Problem statement: What's required is a verbatim printout of all the data.

Material for the task:
--- START ---

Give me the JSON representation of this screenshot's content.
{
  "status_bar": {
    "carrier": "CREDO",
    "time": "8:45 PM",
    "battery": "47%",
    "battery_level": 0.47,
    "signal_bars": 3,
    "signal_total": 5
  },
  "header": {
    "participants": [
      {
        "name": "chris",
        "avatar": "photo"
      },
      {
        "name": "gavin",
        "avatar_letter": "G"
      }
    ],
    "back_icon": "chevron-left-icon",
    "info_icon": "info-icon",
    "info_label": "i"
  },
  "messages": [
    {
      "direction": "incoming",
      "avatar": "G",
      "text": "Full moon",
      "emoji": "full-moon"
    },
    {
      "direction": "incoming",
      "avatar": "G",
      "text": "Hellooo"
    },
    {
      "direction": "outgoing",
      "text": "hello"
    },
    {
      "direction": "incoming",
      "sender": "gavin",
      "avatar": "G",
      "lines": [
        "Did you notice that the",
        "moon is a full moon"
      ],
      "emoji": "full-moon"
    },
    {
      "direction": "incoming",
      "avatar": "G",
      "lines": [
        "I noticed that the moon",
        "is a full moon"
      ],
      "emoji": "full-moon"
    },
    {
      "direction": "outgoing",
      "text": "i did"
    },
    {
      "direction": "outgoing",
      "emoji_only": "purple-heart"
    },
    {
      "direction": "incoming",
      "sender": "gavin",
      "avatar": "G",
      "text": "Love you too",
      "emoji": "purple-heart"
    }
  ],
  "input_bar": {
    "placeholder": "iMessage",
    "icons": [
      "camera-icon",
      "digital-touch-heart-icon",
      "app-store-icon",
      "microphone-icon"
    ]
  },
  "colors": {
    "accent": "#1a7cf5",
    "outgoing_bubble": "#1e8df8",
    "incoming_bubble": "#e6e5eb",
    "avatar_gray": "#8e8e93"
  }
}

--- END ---

Problem solution:
Give me the JSON representation of this screenshot's content.
{
  "status_bar": {
    "carrier": "CREDO",
    "time": "8:45 PM",
    "battery": "47%",
    "battery_level": 0.47,
    "signal_bars": 3,
    "signal_total": 5
  },
  "header": {
    "participants": [
      {
        "name": "chris",
        "avatar": "photo"
      },
      {
        "name": "gavin",
        "avatar_letter": "G"
      }
    ],
    "back_icon": "chevron-left-icon",
    "info_icon": "info-icon",
    "info_label": "i"
  },
  "messages": [
    {
      "direction": "incoming",
      "avatar": "G",
      "text": "Full moon",
      "emoji": "full-moon"
    },
    {
      "direction": "incoming",
      "avatar": "G",
      "text": "Hellooo"
    },
    {
      "direction": "outgoing",
      "text": "hello"
    },
    {
      "direction": "incoming",
      "sender": "gavin",
      "avatar": "G",
      "lines": [
        "Did you notice that the",
        "moon is a full moon"
      ],
      "emoji": "full-moon"
    },
    {
      "direction": "incoming",
      "avatar": "G",
      "lines": [
        "I noticed that the moon",
        "is a full moon"
      ],
      "emoji": "full-moon"
    },
    {
      "direction": "outgoing",
      "text": "i did"
    },
    {
      "direction": "outgoing",
      "emoji_only": "purple-heart"
    },
    {
      "direction": "incoming",
      "sender": "gavin",
      "avatar": "G",
      "text": "Love you too",
      "emoji": "purple-heart"
    }
  ],
  "input_bar": {
    "placeholder": "iMessage",
    "icons": [
      "camera-icon",
      "digital-touch-heart-icon",
      "app-store-icon",
      "microphone-icon"
    ]
  },
  "colors": {
    "accent": "#1a7cf5",
    "outgoing_bubble": "#1e8df8",
    "incoming_bubble": "#e6e5eb",
    "avatar_gray": "#8e8e93"
  }
}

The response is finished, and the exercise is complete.